Erwin Chemerinsky, unhired as UC Irvine's founding law school dean, says his
ordeal is a lesson in academic freedom.
By Erwin Chemerinsky / Los Angeles Times
September 14, 2007
After so many years of commenting on the news, it is strange to be the news.
But, in a sense, this story isn't really about me, it's about academic freedom
in our deeply polarized times.
As has been widely reported, on Aug. 16 I was asked to be the founding dean of
the new law school at the University of California at Irvine. After a couple of
weeks of negotiations, I formally accepted the position and signed a contract
on Sept. 4. It always was understood that the job was contingent on approval of
the University of California Board of Regents, and it was to be on the agenda
for the regents' meetings on Sept. 18-20. I was tremendously excited about the
possibility of being part of starting a new law school at an excellent
On Tuesday, Sept. 11, however, the chancellor at UC Irvine, Michael V. Drake,
withdrew the offer. He told me that I had proved to be "too politically
controversial." Those, by the way, were the exact words that he said I could
use to describe the reason for the decision. He told me that he had not
expected the extent of opposition that would develop.
What was it about my views that was too controversial? Only one example was
mentioned: an Op-Ed article I wrote on these pages criticizing a proposed
regulation by then-Atty. Gen. Alberto R. Gonzales to shorten the time death row
prisoners have to file their habeas corpus petitions. There are more than 275
individuals on death row in California without lawyers for their post-
conviction proceedings. The effect of the new rule would be that many
individuals, including innocent ones, would not get the chance to have their
cases reviewed in federal court.
The Op-Ed article was written and published before I was offered the position
as dean. More important, the whole point of academic freedom is that
professors -- and, yes, even deans -- should be able to speak out on important
issues. It would never have occurred to me that arguing against a proposed
federal regulation on behalf of those on death row would be deemed
objectionable. On the ideological spectrum, it is not radical.
Some people, in speaking to me, have compared this to McCarthyism, but in an
important way that analogy is not apt. I did not lose my job. I am a tenured
law professor at a terrific university, and I can continue to teach and write

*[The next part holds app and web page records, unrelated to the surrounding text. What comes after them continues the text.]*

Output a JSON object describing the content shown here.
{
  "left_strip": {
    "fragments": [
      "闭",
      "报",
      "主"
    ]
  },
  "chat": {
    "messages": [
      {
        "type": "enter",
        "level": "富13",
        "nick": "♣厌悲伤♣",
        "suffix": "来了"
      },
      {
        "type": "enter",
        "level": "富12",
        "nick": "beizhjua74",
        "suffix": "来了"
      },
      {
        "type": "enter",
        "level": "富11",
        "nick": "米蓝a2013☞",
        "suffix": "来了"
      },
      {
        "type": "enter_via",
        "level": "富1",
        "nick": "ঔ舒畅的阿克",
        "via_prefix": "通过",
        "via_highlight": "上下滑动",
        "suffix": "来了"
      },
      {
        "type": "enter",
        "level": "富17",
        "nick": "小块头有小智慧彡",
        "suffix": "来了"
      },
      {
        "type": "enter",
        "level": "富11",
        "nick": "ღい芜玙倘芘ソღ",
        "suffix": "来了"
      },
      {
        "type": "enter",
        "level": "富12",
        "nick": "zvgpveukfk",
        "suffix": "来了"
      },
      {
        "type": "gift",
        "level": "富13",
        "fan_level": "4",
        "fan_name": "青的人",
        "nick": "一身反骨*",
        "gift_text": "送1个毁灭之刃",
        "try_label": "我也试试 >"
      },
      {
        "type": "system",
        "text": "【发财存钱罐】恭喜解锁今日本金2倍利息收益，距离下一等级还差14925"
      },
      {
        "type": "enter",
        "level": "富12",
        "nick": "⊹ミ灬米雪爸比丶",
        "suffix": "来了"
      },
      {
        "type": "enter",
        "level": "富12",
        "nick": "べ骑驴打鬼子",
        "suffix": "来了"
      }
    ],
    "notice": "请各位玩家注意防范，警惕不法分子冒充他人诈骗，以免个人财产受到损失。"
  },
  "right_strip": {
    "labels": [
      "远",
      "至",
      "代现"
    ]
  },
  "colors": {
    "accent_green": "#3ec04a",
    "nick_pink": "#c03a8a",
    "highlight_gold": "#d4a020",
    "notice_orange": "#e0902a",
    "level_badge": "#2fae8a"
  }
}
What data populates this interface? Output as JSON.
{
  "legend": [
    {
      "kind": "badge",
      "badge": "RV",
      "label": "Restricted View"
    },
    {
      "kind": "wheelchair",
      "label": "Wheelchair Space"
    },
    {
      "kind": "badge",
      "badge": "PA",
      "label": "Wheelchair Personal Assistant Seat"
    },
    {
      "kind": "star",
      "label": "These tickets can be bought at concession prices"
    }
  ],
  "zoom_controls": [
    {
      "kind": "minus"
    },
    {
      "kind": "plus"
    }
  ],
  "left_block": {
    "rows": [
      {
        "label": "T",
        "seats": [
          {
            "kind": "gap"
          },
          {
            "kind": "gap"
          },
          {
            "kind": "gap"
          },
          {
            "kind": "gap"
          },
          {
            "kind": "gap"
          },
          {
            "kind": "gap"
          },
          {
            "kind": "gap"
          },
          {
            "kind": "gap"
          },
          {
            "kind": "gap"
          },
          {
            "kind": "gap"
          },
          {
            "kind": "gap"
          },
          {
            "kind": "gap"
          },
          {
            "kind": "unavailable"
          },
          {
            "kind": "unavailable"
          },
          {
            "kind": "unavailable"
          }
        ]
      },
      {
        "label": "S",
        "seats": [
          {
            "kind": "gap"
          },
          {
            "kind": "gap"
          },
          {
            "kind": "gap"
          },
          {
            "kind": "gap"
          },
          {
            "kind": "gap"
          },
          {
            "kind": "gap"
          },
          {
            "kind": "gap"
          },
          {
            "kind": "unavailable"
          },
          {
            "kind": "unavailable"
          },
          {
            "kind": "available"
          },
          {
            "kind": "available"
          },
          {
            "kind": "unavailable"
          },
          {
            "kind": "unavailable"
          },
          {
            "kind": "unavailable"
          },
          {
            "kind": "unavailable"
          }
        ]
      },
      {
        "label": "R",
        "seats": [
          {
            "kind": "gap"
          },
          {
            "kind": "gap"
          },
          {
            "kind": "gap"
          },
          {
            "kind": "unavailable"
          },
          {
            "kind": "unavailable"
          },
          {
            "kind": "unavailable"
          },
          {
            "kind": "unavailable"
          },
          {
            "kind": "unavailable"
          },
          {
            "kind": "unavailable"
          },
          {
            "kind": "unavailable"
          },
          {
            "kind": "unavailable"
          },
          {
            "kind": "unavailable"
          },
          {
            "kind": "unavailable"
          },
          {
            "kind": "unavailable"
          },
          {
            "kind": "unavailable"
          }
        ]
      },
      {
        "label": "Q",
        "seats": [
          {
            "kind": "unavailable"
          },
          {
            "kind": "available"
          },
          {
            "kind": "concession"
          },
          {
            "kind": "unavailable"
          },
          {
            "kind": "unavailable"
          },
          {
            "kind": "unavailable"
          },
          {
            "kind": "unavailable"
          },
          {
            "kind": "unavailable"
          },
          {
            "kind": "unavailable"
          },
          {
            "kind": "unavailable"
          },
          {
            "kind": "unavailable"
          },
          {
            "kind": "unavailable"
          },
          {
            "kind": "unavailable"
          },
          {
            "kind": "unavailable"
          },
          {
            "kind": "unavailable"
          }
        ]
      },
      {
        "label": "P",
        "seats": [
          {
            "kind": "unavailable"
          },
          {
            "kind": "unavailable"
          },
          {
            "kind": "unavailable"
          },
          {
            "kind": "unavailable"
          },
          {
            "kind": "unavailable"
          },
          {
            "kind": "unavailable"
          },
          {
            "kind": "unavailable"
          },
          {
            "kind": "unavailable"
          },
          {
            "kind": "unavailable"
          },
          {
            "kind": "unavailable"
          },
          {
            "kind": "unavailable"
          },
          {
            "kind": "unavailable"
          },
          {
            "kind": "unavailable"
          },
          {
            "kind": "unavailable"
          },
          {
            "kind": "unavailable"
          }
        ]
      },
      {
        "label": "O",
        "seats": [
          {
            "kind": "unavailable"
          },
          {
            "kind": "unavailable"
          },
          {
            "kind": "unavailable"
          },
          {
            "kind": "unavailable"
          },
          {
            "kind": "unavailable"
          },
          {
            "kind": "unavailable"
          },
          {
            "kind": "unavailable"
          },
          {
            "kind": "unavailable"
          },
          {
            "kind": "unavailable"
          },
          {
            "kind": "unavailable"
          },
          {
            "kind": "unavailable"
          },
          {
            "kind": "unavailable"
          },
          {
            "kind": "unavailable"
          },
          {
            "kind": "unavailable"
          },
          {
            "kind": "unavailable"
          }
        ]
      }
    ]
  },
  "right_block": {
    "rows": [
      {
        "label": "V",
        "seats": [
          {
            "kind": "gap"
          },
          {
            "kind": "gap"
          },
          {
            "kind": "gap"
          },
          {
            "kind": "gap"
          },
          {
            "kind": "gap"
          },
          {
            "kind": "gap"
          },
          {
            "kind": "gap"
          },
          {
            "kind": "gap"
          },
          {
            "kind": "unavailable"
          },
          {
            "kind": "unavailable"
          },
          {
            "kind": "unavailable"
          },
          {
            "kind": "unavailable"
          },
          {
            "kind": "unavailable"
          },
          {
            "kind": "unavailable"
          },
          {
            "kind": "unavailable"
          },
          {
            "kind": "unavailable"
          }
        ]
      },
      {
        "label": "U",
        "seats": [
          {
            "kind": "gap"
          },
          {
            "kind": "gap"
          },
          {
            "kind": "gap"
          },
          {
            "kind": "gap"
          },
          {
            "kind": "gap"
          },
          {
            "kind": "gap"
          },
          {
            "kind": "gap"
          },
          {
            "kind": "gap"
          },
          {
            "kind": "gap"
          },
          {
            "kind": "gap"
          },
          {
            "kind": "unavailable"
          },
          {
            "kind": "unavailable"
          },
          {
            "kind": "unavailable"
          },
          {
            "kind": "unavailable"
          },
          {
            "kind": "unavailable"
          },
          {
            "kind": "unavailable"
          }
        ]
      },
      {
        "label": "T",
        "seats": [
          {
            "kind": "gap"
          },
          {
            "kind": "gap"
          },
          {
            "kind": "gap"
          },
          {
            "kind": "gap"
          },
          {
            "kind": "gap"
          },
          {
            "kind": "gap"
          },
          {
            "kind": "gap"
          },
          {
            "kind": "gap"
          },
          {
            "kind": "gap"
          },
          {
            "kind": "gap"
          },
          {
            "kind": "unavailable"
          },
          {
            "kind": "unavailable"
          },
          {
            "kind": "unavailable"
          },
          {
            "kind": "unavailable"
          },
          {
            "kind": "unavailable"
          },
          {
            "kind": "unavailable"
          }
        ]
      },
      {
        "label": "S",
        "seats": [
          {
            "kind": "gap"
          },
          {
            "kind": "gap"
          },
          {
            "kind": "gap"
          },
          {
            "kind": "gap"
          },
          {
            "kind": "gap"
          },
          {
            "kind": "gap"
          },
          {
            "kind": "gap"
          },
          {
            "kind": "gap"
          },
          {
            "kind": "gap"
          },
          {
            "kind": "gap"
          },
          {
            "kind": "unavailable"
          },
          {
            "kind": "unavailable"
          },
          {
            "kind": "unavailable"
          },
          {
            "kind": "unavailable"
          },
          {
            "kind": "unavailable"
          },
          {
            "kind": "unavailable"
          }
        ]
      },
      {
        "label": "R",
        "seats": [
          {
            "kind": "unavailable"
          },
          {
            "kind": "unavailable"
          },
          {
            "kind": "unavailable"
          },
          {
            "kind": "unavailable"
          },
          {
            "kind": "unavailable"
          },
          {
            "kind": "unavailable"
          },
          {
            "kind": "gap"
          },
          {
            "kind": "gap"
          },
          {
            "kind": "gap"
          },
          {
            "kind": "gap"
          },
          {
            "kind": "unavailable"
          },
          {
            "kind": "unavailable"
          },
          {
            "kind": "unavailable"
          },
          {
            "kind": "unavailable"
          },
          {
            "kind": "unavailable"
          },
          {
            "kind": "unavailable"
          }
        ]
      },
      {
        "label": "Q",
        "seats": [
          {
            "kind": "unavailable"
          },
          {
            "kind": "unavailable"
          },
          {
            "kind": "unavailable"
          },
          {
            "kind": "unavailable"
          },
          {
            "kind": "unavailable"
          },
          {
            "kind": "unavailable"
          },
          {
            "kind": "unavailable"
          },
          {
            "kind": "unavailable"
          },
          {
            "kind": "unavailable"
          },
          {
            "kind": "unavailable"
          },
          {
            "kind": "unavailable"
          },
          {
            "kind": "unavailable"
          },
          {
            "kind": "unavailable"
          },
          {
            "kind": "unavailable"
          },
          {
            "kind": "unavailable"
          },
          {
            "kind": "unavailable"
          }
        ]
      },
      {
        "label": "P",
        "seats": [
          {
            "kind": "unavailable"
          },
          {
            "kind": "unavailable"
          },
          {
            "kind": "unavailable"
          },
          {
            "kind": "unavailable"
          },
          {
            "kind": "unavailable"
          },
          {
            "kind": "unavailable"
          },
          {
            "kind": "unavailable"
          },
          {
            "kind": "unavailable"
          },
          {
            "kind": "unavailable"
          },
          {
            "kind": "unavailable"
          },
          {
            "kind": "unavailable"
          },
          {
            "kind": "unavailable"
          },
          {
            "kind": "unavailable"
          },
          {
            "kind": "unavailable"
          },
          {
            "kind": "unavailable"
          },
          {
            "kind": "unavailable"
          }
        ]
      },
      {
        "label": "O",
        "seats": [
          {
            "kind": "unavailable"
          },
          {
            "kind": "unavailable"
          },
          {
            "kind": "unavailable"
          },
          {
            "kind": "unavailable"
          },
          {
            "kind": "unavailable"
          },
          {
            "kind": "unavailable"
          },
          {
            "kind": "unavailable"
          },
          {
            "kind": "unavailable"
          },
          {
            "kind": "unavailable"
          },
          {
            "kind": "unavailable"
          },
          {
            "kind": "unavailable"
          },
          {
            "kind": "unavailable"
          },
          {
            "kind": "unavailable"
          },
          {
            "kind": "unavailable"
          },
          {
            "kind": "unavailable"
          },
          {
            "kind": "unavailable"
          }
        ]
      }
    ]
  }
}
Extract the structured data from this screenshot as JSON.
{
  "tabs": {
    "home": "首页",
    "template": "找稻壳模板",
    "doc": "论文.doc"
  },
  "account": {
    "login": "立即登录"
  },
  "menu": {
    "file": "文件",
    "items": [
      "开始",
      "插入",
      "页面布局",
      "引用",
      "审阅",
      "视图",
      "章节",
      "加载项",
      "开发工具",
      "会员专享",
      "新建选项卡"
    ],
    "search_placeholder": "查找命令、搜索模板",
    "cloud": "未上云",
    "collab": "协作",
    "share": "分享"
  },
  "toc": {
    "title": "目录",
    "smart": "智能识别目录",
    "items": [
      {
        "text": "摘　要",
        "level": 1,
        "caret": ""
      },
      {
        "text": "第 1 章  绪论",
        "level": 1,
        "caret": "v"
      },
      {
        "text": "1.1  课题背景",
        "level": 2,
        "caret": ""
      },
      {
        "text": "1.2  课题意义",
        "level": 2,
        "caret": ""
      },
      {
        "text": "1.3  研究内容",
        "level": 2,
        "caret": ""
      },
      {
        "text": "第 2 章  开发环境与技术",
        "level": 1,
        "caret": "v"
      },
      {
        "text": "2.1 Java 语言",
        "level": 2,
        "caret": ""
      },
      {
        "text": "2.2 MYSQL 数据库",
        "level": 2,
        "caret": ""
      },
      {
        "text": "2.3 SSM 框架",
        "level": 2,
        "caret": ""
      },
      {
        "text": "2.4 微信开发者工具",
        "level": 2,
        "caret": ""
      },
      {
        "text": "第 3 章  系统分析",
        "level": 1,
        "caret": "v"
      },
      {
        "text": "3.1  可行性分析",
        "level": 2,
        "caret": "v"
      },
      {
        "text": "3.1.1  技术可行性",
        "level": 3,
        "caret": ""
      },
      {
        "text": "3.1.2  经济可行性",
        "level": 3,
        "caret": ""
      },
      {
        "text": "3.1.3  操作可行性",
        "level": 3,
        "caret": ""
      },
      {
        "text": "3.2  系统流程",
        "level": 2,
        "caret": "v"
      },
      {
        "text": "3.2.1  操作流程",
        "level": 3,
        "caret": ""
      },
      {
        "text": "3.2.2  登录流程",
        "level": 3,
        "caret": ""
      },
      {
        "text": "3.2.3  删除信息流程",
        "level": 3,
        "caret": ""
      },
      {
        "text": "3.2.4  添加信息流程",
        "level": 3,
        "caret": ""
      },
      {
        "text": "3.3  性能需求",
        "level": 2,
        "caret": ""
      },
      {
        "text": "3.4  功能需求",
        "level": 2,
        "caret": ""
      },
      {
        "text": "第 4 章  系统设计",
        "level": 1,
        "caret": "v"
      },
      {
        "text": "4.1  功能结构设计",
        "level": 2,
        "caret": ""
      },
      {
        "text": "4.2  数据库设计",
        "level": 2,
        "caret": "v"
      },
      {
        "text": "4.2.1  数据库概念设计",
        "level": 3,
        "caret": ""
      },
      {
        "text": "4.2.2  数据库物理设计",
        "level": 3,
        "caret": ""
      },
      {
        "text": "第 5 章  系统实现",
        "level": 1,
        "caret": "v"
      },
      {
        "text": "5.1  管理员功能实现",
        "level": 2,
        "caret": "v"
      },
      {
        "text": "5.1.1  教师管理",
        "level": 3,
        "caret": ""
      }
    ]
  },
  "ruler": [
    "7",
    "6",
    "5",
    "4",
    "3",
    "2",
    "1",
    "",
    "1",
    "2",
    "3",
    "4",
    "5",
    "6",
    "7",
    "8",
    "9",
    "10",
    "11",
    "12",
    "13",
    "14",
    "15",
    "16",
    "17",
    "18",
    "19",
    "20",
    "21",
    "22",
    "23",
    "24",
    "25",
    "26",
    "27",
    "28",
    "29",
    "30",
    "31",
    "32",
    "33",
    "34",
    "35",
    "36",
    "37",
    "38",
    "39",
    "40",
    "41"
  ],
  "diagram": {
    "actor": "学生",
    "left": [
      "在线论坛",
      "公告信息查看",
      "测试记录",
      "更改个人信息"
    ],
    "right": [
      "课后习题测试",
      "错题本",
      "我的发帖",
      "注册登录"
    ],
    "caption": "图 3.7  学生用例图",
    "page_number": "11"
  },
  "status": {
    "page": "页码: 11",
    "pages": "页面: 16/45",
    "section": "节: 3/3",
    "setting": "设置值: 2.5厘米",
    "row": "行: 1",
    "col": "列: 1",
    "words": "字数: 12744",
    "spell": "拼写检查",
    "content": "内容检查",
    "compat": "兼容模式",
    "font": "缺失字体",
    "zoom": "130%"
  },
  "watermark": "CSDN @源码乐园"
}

and handle legal appeals, as I have for the last 28 years. I have received
nothing but support over this from my university president, provost, dean and
colleagues. During the McCarthy era, some faculty members lost their jobs for
what they wrote and said.
A key lesson learned from those tragic times is that academic freedom matters.
Tenure has many costs, but it exists so that academics will feel free to
express themselves without fear of reprisal. It is based on the idea that
everyone benefits from the free exchange of ideas. Without academic freedom,
the reality is that many faculty members would be chilled and timid in
expressing their views, and the discussion that is essential for the
advancement of thought would be lost.
This is not a liberal or conservative proposition. I said to Chancellor Drake
that if I were conservative and my appointment had been blocked by liberals,
the right would be justifiably outraged that "political correctness" had done
me in. The truth is that a person's politics should play no role in the
decision to hire them for a faculty or administrative position. All that
matters is that the individual be committed to creating an institution where
all viewpoints will be respected and flourish. That is what academic freedom is
My concern is that the message from this episode, especially for my more junior
colleagues who may aspire to be deans someday or, for that matter, judges, is
that if you speak out -- liberal or conservative -- you may lose your chance at
a position that you really want.
That's why I decided to answer questions about what happened and to accept the
invitation to write this article. Chancellor Drake initially asked that I
simply say that we had mutually agreed to end my prospective deanship. I
refused and said that all I wanted was that the truth be told. We live in such
ideologically polarized times. It is important for those on both sides of the
ideological spectrum to realize that their common commitment to academic
freedom is far more important than blocking a particular faculty or dean
candidate based on ideology.
What now? I have enormous fondness for the many wonderful people I met at UC
Irvine, and I hope they find a terrific dean and create a great law school -- a
school that, like all schools, should be committed to a rich diversity of ideas
Erwin Chemerinsky is a professor of law and political science at Duke